Mary Lovell also freely included quotes from letters, account books and other documents of the day, both official and personal, in the book, all of which helped to demonstrate the atmosphere of the time period.

Despite the fact that Bess and her family are the primary figures in the biography, there is plenty of information about other notables of the period, including the numerous Royal figures she outlived: Elizabeth, Henry VIII, Edward, and Mary. Also, Mary, Queen of Scots has a sizable role in Bess's life.

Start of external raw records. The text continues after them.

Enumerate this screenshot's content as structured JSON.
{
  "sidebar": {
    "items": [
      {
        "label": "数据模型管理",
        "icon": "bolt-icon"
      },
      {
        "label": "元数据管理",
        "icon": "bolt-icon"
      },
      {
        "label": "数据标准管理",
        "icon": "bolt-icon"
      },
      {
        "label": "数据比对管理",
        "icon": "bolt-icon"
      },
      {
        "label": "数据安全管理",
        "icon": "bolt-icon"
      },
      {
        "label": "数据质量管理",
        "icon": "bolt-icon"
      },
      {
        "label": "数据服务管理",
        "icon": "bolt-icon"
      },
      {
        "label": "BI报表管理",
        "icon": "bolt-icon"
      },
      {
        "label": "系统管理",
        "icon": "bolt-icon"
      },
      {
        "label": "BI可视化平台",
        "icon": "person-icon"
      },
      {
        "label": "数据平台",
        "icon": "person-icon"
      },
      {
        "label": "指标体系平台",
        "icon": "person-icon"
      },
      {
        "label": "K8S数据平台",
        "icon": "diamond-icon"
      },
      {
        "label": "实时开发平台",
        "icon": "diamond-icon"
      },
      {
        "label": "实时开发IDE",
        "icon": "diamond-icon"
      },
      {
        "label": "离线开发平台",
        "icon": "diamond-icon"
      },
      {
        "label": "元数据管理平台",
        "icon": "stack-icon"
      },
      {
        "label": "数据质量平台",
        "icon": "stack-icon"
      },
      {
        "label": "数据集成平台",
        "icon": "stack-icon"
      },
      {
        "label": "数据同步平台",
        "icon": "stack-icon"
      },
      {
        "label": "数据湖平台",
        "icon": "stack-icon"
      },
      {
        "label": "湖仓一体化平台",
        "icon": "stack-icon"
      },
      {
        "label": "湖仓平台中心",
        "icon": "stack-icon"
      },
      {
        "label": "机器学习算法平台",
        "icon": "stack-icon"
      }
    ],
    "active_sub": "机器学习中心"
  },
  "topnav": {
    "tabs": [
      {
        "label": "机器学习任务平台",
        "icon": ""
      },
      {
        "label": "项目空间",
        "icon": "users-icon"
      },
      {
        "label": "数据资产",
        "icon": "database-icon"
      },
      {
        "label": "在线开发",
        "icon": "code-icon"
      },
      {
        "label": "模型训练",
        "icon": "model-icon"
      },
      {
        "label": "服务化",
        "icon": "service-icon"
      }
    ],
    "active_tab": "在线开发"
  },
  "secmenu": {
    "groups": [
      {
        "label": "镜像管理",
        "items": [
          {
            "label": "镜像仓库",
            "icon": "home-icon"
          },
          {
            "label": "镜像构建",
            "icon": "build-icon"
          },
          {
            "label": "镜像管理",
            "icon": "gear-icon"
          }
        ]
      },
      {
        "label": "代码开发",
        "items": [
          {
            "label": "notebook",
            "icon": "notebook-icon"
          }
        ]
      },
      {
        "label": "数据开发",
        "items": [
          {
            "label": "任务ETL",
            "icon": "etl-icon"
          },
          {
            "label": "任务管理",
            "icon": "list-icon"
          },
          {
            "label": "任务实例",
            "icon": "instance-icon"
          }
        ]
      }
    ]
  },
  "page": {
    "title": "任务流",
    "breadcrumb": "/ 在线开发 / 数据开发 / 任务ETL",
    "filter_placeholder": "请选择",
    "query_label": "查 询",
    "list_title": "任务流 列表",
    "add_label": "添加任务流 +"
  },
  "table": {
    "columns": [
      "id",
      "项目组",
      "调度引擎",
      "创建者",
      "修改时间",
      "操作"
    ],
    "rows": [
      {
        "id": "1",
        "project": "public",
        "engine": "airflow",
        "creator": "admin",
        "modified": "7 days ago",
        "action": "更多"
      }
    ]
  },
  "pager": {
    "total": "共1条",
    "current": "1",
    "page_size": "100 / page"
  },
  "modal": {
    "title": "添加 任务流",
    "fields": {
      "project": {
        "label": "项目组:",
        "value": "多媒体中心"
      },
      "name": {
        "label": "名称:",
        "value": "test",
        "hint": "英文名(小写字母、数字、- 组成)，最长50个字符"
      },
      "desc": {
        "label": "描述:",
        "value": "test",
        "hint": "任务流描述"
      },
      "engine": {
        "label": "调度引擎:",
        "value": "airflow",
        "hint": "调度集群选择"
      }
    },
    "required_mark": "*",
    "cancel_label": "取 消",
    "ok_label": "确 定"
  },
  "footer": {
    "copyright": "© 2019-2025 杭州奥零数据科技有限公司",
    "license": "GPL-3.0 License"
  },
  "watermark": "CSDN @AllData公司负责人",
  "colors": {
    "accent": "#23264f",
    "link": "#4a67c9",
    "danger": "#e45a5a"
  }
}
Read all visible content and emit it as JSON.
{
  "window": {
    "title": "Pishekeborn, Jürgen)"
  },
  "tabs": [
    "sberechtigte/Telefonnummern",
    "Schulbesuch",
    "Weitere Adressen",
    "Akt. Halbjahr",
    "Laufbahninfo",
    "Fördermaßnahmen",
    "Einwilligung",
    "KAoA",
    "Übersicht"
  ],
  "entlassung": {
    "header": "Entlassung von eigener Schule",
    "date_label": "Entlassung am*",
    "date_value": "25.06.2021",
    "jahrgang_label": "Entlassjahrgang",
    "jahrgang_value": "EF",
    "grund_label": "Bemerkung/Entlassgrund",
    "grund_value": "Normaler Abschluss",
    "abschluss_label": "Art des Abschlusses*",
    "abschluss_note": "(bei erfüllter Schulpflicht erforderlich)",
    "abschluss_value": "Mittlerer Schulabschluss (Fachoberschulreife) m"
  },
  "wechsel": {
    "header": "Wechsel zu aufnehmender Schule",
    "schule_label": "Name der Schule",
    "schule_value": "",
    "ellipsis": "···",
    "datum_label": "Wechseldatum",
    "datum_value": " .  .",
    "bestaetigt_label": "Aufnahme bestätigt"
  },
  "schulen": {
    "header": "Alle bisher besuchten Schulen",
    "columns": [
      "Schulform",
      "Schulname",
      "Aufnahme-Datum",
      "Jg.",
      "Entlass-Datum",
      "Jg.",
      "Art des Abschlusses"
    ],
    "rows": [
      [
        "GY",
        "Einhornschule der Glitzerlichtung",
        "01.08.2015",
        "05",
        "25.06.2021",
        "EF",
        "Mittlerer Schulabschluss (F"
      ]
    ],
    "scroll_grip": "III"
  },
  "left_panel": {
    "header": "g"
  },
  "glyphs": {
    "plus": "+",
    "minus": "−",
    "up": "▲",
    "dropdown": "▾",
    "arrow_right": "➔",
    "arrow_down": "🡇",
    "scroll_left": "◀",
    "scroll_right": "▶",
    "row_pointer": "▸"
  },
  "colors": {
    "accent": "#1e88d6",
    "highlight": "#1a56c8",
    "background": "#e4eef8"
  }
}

Even though the period of Bess's life, the mid/late fifteen-hundreds and the first decade of the sixteen-hundreds is after the main thrust of the period I've done the most reading about, I still found in interesting to note the continuation of trends and attitudes from the earlier period, such as the remains of the feudal structure of society.

One of the classes I took last semester spent a fair amount of time examining the feudal system in England. I think that that background knowledge only helped in reading Bess of Hardwick in the understanding of some of the feuds and the like, although it wasn't necessary at all in terms of the understanding of the book as a whole. It just seemed to enhance things for me a bit.

Overall, if you're interested in the Tudor and Elizabethan periods of English history, I highly recommend this book. Not dry in the slightest, and highly readable, Bess of Hardwick also includes two sections of illustrations, photos and paintings, most of which are in full color.


BurtonReview said...

Read this book also & enjoyed it. Good review!

Unknown said...



Related Posts Plugin for WordPress, Blogger...